It’s easy to look at those who have more than you and categorize them as wealthy or too wealthy. But for every person who has more than we do, there are many more that have less. My father is quick to remind me that most Haitians would find Americans living in poverty to be living lives of luxury by comparison. Lives some Haitians would envy.
So maybe when we sit around getting on our high horses about how some people have too much we’ve missed the point. It isn’t about what others have or what they do with it (which is something we mostly don’t know and is none of our business anyway), it’s about what we do with what we have. I’ve known people of wealth in my life and people with nothing, or next to nothing. But in either case I witnessed great generosity. I don’t know why God has blessed me with what I have, but I know that with it comes great responsibility. Whether I have little or much, it is all for the kingdom.

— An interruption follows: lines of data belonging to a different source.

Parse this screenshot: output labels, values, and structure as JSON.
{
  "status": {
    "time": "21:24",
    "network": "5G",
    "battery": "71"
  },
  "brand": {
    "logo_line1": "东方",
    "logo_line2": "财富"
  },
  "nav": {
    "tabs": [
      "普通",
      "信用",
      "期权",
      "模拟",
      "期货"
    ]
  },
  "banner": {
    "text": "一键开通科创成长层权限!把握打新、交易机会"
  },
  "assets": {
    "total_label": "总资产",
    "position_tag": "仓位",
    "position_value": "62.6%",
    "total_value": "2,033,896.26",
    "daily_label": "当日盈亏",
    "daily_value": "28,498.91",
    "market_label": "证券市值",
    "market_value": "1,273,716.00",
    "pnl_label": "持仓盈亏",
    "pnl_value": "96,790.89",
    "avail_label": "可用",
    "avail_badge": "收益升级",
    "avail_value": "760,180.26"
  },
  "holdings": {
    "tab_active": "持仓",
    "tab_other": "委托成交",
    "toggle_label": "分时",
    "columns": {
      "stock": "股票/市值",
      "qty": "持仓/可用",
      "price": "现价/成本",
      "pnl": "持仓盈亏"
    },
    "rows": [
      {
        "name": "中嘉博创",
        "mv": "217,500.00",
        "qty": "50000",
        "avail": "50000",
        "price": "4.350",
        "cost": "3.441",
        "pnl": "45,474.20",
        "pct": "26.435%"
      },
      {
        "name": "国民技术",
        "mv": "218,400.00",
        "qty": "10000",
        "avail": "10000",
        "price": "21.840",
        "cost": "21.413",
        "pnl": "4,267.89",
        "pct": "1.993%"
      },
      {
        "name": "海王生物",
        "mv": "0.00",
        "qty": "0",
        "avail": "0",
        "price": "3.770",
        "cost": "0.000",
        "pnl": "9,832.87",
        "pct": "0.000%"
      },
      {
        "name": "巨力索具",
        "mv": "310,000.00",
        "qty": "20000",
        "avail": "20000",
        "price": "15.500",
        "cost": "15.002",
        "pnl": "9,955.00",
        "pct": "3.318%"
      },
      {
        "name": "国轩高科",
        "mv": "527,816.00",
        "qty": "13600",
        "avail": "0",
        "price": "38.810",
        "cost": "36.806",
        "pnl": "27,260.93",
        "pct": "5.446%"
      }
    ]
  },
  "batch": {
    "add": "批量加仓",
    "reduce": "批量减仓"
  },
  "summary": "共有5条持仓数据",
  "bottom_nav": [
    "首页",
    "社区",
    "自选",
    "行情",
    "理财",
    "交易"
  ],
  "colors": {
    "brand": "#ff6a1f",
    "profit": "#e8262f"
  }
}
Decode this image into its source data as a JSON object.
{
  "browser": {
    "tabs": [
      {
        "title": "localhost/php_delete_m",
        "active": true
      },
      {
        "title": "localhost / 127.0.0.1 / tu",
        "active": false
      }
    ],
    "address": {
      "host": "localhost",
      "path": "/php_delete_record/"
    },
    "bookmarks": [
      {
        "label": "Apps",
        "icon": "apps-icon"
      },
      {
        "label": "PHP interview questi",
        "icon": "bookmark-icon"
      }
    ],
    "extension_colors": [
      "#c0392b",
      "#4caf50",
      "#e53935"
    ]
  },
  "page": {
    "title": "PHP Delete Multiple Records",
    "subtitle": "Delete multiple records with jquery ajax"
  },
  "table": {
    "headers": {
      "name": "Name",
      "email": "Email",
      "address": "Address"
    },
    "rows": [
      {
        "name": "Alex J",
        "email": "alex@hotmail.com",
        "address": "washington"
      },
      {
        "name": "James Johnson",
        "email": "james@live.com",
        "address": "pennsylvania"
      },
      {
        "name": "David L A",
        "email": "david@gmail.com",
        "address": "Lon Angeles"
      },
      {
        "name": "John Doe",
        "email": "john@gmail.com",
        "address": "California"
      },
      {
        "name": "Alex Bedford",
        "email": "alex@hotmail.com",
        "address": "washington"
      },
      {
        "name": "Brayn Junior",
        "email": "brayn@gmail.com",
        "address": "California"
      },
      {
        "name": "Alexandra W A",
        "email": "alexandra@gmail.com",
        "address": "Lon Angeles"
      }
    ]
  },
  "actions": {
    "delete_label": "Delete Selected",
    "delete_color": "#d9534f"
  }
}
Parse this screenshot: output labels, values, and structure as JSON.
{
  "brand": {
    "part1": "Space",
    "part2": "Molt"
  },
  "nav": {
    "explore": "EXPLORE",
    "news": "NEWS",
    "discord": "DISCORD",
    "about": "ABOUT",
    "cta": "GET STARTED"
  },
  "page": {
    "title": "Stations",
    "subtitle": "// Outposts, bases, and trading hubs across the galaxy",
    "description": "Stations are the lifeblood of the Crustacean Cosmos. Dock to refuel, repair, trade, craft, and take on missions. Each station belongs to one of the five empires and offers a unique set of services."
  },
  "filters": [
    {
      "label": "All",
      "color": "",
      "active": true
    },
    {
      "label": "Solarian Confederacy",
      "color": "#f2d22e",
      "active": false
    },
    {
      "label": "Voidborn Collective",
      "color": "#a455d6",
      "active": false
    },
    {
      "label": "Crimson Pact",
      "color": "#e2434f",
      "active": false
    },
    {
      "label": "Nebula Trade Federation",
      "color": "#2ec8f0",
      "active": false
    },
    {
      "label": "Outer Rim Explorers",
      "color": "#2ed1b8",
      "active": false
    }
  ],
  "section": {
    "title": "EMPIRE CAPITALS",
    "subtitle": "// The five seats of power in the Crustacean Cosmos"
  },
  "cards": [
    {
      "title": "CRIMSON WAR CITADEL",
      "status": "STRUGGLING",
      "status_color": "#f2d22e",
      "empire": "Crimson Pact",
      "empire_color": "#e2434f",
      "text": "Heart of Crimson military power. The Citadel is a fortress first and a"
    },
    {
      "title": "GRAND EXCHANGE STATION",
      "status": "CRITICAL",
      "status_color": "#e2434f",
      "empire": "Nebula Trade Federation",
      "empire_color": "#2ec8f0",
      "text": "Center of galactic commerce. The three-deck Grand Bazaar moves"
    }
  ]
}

By American standards it feels like I have little. When I see a need it is easy to automatically say, “There’s nothing I can do about that. That will have to be someone else’s problem, someone wealthier, smarter, more well connected, etc.” or “I can’t possibly help. I can barely take care of myself and my family.” Our pastor gave a sermon a while back about Elisha and the widow. She came to him saying that her sons were going to be sold into slavery to pay her husband’s debts. Elisha asked her what she had in her house. She said, “I have nothing. I have a small jar of oil.” That small jar of oil was supernaturally multiplied and filled every jar she could borrow. She sold it to pay her debts and redeem her sons. (I’ve always wondered, what if her friends hadn’t loaned her the jars?) Our pastor encouraged us to look for the resources in our own lives, even when we think we have nothing, and ask God what he would have us do with them. I need to say to God, “God I feel like I have nothing. Show me what I have and what I can do with it.” As we head into a season of consumption on the heels of what is supposed to be a day of gratitude, I’m going to try to keep reminding myself, “Don’t concern yourself with what others have that you don’t. Whatever you do have, whether it be little or much, is all from God and all for the kingdom.”
“Stay!” I yell to my daughter as she advances across a parking lot.
“Stay!” I call to my son as he crawls toward the fireplace.
“Stay,” I coo to my husband when he climbs out of bed to go to work on cold mornings made for cuddling.
“Stay,” I ask my daughter when she is finally calm enough to cuddle, but only for a few moments before heading off the play, her boundless energy impossible to contain.
“Stay,” I say to my baby son as I hold him in my arms, realizing how big he is getting and that he won’t be a baby much longer.
“Stay.” I want to beg a good friend as we exchange pleasantries after church or in the grocery store, wanting more than just our casual catch up.
“Stay.” I hear him say to me, as I mumble my prayers before falling asleep, rush through my devotions or abandon a quiet moment of reflection in pursuit of my to-do list.
“Stay with me. Just be with me.”